Entries from a dataset of interfaces:
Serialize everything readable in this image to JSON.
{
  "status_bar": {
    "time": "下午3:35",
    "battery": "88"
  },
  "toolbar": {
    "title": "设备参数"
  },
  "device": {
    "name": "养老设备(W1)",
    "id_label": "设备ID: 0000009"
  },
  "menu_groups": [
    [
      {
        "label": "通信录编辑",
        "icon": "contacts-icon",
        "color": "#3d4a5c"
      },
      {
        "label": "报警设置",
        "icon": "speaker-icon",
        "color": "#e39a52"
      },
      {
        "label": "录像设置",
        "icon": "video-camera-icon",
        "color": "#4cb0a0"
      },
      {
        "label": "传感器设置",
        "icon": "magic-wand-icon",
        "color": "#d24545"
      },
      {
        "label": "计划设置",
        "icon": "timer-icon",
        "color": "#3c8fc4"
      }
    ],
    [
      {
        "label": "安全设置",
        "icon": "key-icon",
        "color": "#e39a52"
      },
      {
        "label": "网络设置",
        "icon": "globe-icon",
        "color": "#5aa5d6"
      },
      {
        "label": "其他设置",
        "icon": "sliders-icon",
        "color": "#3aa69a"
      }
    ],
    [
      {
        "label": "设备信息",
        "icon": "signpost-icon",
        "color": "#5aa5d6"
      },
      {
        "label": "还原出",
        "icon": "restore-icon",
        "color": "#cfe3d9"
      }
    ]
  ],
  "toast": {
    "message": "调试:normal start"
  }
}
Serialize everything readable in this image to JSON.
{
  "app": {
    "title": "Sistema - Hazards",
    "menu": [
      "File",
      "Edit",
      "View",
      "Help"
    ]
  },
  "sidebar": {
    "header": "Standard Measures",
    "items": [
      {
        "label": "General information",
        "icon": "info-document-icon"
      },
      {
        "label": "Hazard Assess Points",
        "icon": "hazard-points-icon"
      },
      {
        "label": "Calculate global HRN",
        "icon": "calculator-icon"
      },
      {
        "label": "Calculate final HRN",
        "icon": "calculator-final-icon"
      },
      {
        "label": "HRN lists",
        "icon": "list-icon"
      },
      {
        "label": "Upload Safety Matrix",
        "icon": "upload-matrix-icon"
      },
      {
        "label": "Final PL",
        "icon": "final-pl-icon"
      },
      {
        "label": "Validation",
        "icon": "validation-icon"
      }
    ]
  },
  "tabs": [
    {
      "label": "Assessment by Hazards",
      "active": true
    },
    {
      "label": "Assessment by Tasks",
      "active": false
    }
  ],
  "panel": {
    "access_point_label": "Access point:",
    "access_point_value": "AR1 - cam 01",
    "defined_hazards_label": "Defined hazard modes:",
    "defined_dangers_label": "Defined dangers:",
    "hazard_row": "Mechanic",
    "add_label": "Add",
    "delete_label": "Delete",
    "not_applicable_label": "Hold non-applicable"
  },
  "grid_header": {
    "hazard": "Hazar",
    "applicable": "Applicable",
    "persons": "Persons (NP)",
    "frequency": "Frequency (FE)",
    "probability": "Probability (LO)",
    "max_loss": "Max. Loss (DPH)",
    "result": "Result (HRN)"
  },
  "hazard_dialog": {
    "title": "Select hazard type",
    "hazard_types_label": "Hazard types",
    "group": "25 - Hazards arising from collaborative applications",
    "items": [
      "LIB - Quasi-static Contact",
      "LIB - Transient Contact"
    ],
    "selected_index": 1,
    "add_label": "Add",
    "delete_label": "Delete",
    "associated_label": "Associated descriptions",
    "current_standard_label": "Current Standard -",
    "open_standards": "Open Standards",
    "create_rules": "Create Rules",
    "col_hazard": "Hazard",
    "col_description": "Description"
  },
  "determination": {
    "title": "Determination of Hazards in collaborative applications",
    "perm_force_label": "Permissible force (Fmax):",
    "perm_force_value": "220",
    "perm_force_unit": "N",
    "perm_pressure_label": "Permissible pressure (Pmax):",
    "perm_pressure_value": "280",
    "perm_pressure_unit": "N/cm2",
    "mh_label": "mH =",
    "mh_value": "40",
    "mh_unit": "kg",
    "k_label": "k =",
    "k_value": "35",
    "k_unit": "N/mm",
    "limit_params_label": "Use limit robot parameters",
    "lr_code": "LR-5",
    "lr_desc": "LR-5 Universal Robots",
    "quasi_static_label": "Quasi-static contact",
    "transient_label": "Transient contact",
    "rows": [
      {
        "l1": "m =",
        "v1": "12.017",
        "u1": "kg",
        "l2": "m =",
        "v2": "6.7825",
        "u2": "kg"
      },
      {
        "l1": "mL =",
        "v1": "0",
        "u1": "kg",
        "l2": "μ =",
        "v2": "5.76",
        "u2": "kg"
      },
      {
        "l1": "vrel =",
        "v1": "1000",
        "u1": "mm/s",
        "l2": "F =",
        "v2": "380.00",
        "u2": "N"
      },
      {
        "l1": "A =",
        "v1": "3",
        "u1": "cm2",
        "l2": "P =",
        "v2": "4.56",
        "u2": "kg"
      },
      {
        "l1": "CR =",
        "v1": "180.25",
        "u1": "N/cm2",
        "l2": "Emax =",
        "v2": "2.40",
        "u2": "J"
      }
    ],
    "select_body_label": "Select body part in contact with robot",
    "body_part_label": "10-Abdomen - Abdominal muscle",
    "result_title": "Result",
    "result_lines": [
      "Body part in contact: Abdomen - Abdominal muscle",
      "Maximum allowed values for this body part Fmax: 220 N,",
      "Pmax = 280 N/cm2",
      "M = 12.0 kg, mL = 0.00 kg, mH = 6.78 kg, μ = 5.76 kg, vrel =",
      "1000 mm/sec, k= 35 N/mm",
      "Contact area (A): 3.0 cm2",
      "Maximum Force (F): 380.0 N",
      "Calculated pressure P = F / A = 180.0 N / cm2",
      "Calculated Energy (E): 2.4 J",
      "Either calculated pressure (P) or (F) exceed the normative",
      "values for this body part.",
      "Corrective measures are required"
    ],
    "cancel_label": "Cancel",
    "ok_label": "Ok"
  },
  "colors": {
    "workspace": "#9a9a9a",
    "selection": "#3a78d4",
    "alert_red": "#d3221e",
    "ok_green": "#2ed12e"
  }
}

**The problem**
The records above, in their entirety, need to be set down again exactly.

**Reply**
Serialize everything readable in this image to JSON.
{
  "status_bar": {
    "time": "下午3:35",
    "battery": "88"
  },
  "toolbar": {
    "title": "设备参数"
  },
  "device": {
    "name": "养老设备(W1)",
    "id_label": "设备ID: 0000009"
  },
  "menu_groups": [
    [
      {
        "label": "通信录编辑",
        "icon": "contacts-icon",
        "color": "#3d4a5c"
      },
      {
        "label": "报警设置",
        "icon": "speaker-icon",
        "color": "#e39a52"
      },
      {
        "label": "录像设置",
        "icon": "video-camera-icon",
        "color": "#4cb0a0"
      },
      {
        "label": "传感器设置",
        "icon": "magic-wand-icon",
        "color": "#d24545"
      },
      {
        "label": "计划设置",
        "icon": "timer-icon",
        "color": "#3c8fc4"
      }
    ],
    [
      {
        "label": "安全设置",
        "icon": "key-icon",
        "color": "#e39a52"
      },
      {
        "label": "网络设置",
        "icon": "globe-icon",
        "color": "#5aa5d6"
      },
      {
        "label": "其他设置",
        "icon": "sliders-icon",
        "color": "#3aa69a"
      }
    ],
    [
      {
        "label": "设备信息",
        "icon": "signpost-icon",
        "color": "#5aa5d6"
      },
      {
        "label": "还原出",
        "icon": "restore-icon",
        "color": "#cfe3d9"
      }
    ]
  ],
  "toast": {
    "message": "调试:normal start"
  }
}
Serialize everything readable in this image to JSON.
{
  "app": {
    "title": "Sistema - Hazards",
    "menu": [
      "File",
      "Edit",
      "View",
      "Help"
    ]
  },
  "sidebar": {
    "header": "Standard Measures",
    "items": [
      {
        "label": "General information",
        "icon": "info-document-icon"
      },
      {
        "label": "Hazard Assess Points",
        "icon": "hazard-points-icon"
      },
      {
        "label": "Calculate global HRN",
        "icon": "calculator-icon"
      },
      {
        "label": "Calculate final HRN",
        "icon": "calculator-final-icon"
      },
      {
        "label": "HRN lists",
        "icon": "list-icon"
      },
      {
        "label": "Upload Safety Matrix",
        "icon": "upload-matrix-icon"
      },
      {
        "label": "Final PL",
        "icon": "final-pl-icon"
      },
      {
        "label": "Validation",
        "icon": "validation-icon"
      }
    ]
  },
  "tabs": [
    {
      "label": "Assessment by Hazards",
      "active": true
    },
    {
      "label": "Assessment by Tasks",
      "active": false
    }
  ],
  "panel": {
    "access_point_label": "Access point:",
    "access_point_value": "AR1 - cam 01",
    "defined_hazards_label": "Defined hazard modes:",
    "defined_dangers_label": "Defined dangers:",
    "hazard_row": "Mechanic",
    "add_label": "Add",
    "delete_label": "Delete",
    "not_applicable_label": "Hold non-applicable"
  },
  "grid_header": {
    "hazard": "Hazar",
    "applicable": "Applicable",
    "persons": "Persons (NP)",
    "frequency": "Frequency (FE)",
    "probability": "Probability (LO)",
    "max_loss": "Max. Loss (DPH)",
    "result": "Result (HRN)"
  },
  "hazard_dialog": {
    "title": "Select hazard type",
    "hazard_types_label": "Hazard types",
    "group": "25 - Hazards arising from collaborative applications",
    "items": [
      "LIB - Quasi-static Contact",
      "LIB - Transient Contact"
    ],
    "selected_index": 1,
    "add_label": "Add",
    "delete_label": "Delete",
    "associated_label": "Associated descriptions",
    "current_standard_label": "Current Standard -",
    "open_standards": "Open Standards",
    "create_rules": "Create Rules",
    "col_hazard": "Hazard",
    "col_description": "Description"
  },
  "determination": {
    "title": "Determination of Hazards in collaborative applications",
    "perm_force_label": "Permissible force (Fmax):",
    "perm_force_value": "220",
    "perm_force_unit": "N",
    "perm_pressure_label": "Permissible pressure (Pmax):",
    "perm_pressure_value": "280",
    "perm_pressure_unit": "N/cm2",
    "mh_label": "mH =",
    "mh_value": "40",
    "mh_unit": "kg",
    "k_label": "k =",
    "k_value": "35",
    "k_unit": "N/mm",
    "limit_params_label": "Use limit robot parameters",
    "lr_code": "LR-5",
    "lr_desc": "LR-5 Universal Robots",
    "quasi_static_label": "Quasi-static contact",
    "transient_label": "Transient contact",
    "rows": [
      {
        "l1": "m =",
        "v1": "12.017",
        "u1": "kg",
        "l2": "m =",
        "v2": "6.7825",
        "u2": "kg"
      },
      {
        "l1": "mL =",
        "v1": "0",
        "u1": "kg",
        "l2": "μ =",
        "v2": "5.76",
        "u2": "kg"
      },
      {
        "l1": "vrel =",
        "v1": "1000",
        "u1": "mm/s",
        "l2": "F =",
        "v2": "380.00",
        "u2": "N"
      },
      {
        "l1": "A =",
        "v1": "3",
        "u1": "cm2",
        "l2": "P =",
        "v2": "4.56",
        "u2": "kg"
      },
      {
        "l1": "CR =",
        "v1": "180.25",
        "u1": "N/cm2",
        "l2": "Emax =",
        "v2": "2.40",
        "u2": "J"
      }
    ],
    "select_body_label": "Select body part in contact with robot",
    "body_part_label": "10-Abdomen - Abdominal muscle",
    "result_title": "Result",
    "result_lines": [
      "Body part in contact: Abdomen - Abdominal muscle",
      "Maximum allowed values for this body part Fmax: 220 N,",
      "Pmax = 280 N/cm2",
      "M = 12.0 kg, mL = 0.00 kg, mH = 6.78 kg, μ = 5.76 kg, vrel =",
      "1000 mm/sec, k= 35 N/mm",
      "Contact area (A): 3.0 cm2",
      "Maximum Force (F): 380.0 N",
      "Calculated pressure P = F / A = 180.0 N / cm2",
      "Calculated Energy (E): 2.4 J",
      "Either calculated pressure (P) or (F) exceed the normative",
      "values for this body part.",
      "Corrective measures are required"
    ],
    "cancel_label": "Cancel",
    "ok_label": "Ok"
  },
  "colors": {
    "workspace": "#9a9a9a",
    "selection": "#3a78d4",
    "alert_red": "#d3221e",
    "ok_green": "#2ed12e"
  }
}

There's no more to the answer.